BEGIN Exercise input
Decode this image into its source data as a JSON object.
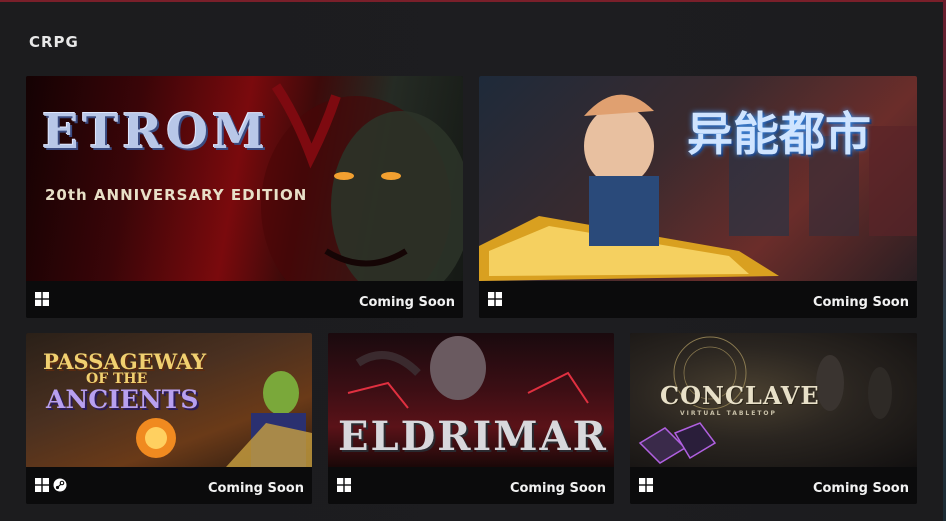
{
  "section": {
    "title": "CRPG"
  },
  "cards": [
    {
      "art_title": "ETROM",
      "art_subtitle": "20th ANNIVERSARY EDITION",
      "status": "Coming Soon",
      "platforms": [
        "windows-icon"
      ]
    },
    {
      "art_title": "异能都市",
      "art_subtitle": "",
      "status": "Coming Soon",
      "platforms": [
        "windows-icon"
      ]
    },
    {
      "art_title": "PASSAGEWAY OF THE ANCIENTS",
      "art_title_line1": "PASSAGEWAY",
      "art_title_line2": "OF THE",
      "art_title_line3": "ANCIENTS",
      "status": "Coming Soon",
      "platforms": [
        "windows-icon",
        "steam-icon"
      ]
    },
    {
      "art_title": "ELDRIMAR",
      "status": "Coming Soon",
      "platforms": [
        "windows-icon"
      ]
    },
    {
      "art_title": "CONCLAVE",
      "art_subtitle": "VIRTUAL TABLETOP",
      "status": "Coming Soon",
      "platforms": [
        "windows-icon"
      ]
    }
  ],
  "colors": {
    "accent_red": "#7a1f2a",
    "background": "#1b1b1d",
    "footer": "#0b0b0c"
  }
}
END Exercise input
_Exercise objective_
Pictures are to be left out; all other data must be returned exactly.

_Reply_
Decode this image into its source data as a JSON object.
{
  "section": {
    "title": "CRPG"
  },
  "cards": [
    {
      "art_title": "ETROM",
      "art_subtitle": "20th ANNIVERSARY EDITION",
      "status": "Coming Soon",
      "platforms": [
        "windows-icon"
      ]
    },
    {
      "art_title": "异能都市",
      "art_subtitle": "",
      "status": "Coming Soon",
      "platforms": [
        "windows-icon"
      ]
    },
    {
      "art_title": "PASSAGEWAY OF THE ANCIENTS",
      "art_title_line1": "PASSAGEWAY",
      "art_title_line2": "OF THE",
      "art_title_line3": "ANCIENTS",
      "status": "Coming Soon",
      "platforms": [
        "windows-icon",
        "steam-icon"
      ]
    },
    {
      "art_title": "ELDRIMAR",
      "status": "Coming Soon",
      "platforms": [
        "windows-icon"
      ]
    },
    {
      "art_title": "CONCLAVE",
      "art_subtitle": "VIRTUAL TABLETOP",
      "status": "Coming Soon",
      "platforms": [
        "windows-icon"
      ]
    }
  ],
  "colors": {
    "accent_red": "#7a1f2a",
    "background": "#1b1b1d",
    "footer": "#0b0b0c"
  }
}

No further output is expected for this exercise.